> [What the task requires]: Locate the lines of the listing below that hold "zoekmachines", then copy each of them.

> [Task data]:

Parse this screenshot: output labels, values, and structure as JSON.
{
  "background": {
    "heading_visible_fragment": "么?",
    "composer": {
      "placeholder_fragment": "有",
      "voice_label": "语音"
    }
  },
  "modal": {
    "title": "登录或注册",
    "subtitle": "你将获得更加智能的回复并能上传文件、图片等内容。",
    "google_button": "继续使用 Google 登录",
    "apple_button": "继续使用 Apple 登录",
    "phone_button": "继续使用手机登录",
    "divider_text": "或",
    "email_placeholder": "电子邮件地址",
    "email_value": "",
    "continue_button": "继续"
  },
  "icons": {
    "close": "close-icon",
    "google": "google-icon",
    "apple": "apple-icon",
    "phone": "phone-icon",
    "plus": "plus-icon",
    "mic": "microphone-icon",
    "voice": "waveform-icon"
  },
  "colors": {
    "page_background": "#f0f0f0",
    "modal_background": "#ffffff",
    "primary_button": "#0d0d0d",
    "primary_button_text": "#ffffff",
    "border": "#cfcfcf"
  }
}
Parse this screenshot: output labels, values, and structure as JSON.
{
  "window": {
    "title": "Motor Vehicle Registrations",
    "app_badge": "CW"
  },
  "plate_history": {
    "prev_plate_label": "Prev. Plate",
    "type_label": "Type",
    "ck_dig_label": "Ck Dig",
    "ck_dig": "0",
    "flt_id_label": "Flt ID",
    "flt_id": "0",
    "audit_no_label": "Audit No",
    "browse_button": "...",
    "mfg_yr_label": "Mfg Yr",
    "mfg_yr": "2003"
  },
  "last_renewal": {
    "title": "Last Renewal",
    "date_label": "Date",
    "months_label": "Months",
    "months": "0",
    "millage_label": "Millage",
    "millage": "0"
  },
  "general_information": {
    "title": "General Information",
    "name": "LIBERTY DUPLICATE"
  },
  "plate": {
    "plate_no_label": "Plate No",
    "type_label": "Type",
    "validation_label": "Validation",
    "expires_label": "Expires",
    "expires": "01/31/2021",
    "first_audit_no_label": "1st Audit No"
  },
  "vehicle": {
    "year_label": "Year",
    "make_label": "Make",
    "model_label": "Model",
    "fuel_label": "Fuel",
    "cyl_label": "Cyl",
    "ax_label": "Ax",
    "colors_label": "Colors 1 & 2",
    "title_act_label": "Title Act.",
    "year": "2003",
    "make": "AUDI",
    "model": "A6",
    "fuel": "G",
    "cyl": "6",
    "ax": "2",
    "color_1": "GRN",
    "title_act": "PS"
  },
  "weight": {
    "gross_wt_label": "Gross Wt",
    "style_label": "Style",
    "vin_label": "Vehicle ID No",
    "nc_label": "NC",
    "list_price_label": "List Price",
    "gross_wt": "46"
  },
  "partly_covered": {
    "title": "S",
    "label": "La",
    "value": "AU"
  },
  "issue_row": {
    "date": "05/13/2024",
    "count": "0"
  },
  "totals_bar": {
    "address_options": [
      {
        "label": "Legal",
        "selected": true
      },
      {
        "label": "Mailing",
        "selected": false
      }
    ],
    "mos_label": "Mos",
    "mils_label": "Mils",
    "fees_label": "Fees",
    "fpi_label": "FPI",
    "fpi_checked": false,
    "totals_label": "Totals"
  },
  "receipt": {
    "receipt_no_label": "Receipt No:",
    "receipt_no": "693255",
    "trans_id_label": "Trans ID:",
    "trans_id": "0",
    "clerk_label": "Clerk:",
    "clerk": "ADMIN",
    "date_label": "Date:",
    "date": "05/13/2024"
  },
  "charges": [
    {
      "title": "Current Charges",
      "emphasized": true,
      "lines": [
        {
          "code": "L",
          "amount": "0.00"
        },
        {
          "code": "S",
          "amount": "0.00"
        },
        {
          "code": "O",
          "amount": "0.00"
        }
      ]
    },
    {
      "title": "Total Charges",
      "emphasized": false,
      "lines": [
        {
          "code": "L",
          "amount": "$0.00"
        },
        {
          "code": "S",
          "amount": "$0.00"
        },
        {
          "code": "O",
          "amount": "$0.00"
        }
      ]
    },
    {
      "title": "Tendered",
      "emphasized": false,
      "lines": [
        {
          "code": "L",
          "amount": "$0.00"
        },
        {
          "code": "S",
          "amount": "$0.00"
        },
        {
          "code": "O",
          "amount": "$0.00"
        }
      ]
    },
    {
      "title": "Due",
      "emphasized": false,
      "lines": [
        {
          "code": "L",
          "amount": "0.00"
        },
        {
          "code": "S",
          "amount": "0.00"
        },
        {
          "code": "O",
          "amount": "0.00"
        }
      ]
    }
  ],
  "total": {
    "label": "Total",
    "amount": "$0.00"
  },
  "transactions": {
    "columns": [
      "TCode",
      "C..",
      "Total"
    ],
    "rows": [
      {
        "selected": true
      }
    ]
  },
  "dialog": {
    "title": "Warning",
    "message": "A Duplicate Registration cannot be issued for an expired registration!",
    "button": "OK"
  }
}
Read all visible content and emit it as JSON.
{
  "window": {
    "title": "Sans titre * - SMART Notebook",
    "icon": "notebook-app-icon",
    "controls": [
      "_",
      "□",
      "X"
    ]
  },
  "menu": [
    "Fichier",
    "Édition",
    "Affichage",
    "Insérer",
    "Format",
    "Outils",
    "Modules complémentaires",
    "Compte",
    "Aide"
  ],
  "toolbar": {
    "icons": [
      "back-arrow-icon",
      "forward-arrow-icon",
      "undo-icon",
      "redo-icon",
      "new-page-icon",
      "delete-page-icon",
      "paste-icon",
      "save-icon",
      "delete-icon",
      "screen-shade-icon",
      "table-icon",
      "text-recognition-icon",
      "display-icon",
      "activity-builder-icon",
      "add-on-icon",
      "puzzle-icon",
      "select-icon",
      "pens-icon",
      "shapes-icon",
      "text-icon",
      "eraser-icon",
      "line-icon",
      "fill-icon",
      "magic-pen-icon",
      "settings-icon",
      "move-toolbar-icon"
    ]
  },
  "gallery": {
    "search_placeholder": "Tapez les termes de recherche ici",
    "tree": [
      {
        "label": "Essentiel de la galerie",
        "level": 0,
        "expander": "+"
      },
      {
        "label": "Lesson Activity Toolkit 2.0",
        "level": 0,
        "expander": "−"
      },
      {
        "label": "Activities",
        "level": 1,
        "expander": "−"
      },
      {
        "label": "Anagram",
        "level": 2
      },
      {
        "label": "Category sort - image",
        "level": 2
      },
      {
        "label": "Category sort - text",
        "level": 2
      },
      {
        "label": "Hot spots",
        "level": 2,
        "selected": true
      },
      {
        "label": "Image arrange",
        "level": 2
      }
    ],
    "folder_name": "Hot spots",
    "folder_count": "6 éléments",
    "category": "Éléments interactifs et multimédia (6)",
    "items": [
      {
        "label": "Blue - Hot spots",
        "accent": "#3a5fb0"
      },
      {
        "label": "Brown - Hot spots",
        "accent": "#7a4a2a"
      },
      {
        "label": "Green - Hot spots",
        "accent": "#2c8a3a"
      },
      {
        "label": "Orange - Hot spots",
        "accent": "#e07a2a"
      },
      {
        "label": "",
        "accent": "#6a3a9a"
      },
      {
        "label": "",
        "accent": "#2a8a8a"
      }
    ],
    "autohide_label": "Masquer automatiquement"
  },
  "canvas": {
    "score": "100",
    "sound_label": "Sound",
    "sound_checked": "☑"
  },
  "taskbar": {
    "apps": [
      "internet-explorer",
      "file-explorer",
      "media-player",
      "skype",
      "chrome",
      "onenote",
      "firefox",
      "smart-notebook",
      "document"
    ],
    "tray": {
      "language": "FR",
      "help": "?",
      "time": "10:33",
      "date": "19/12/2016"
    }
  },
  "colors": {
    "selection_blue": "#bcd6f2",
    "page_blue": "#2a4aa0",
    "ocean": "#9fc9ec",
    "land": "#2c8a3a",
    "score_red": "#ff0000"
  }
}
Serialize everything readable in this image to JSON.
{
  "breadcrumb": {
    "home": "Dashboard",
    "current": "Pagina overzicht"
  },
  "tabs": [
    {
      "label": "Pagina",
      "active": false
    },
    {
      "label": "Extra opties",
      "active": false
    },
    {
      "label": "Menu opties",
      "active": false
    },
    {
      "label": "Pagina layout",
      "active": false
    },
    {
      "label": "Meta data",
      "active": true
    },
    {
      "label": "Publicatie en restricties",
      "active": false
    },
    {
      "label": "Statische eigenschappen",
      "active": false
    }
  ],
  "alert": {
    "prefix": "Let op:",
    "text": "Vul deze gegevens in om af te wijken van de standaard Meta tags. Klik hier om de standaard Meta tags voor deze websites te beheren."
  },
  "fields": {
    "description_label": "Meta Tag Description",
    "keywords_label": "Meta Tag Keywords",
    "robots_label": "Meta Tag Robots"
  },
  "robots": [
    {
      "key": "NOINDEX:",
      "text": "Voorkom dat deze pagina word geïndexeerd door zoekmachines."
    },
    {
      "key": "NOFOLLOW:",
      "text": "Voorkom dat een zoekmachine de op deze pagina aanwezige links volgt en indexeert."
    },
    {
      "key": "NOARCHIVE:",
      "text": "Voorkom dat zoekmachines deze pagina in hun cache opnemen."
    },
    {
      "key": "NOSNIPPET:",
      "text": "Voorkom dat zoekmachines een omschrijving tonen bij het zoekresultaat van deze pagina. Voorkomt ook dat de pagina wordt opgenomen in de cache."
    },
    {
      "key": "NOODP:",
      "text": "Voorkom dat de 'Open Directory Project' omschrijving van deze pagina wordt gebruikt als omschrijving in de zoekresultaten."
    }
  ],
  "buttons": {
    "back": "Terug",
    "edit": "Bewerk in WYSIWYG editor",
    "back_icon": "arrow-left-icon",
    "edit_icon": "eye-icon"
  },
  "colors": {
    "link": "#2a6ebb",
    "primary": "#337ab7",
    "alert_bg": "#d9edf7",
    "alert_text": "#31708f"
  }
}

> [Response]:
      "text": "Voorkom dat deze pagina word geïndexeerd door zoekmachines."
      "text": "Voorkom dat zoekmachines deze pagina in hun cache opnemen."
      "text": "Voorkom dat zoekmachines een omschrijving tonen bij het zoekresultaat van deze pagina. Voorkomt ook dat de pagina wordt opgenomen in de cache."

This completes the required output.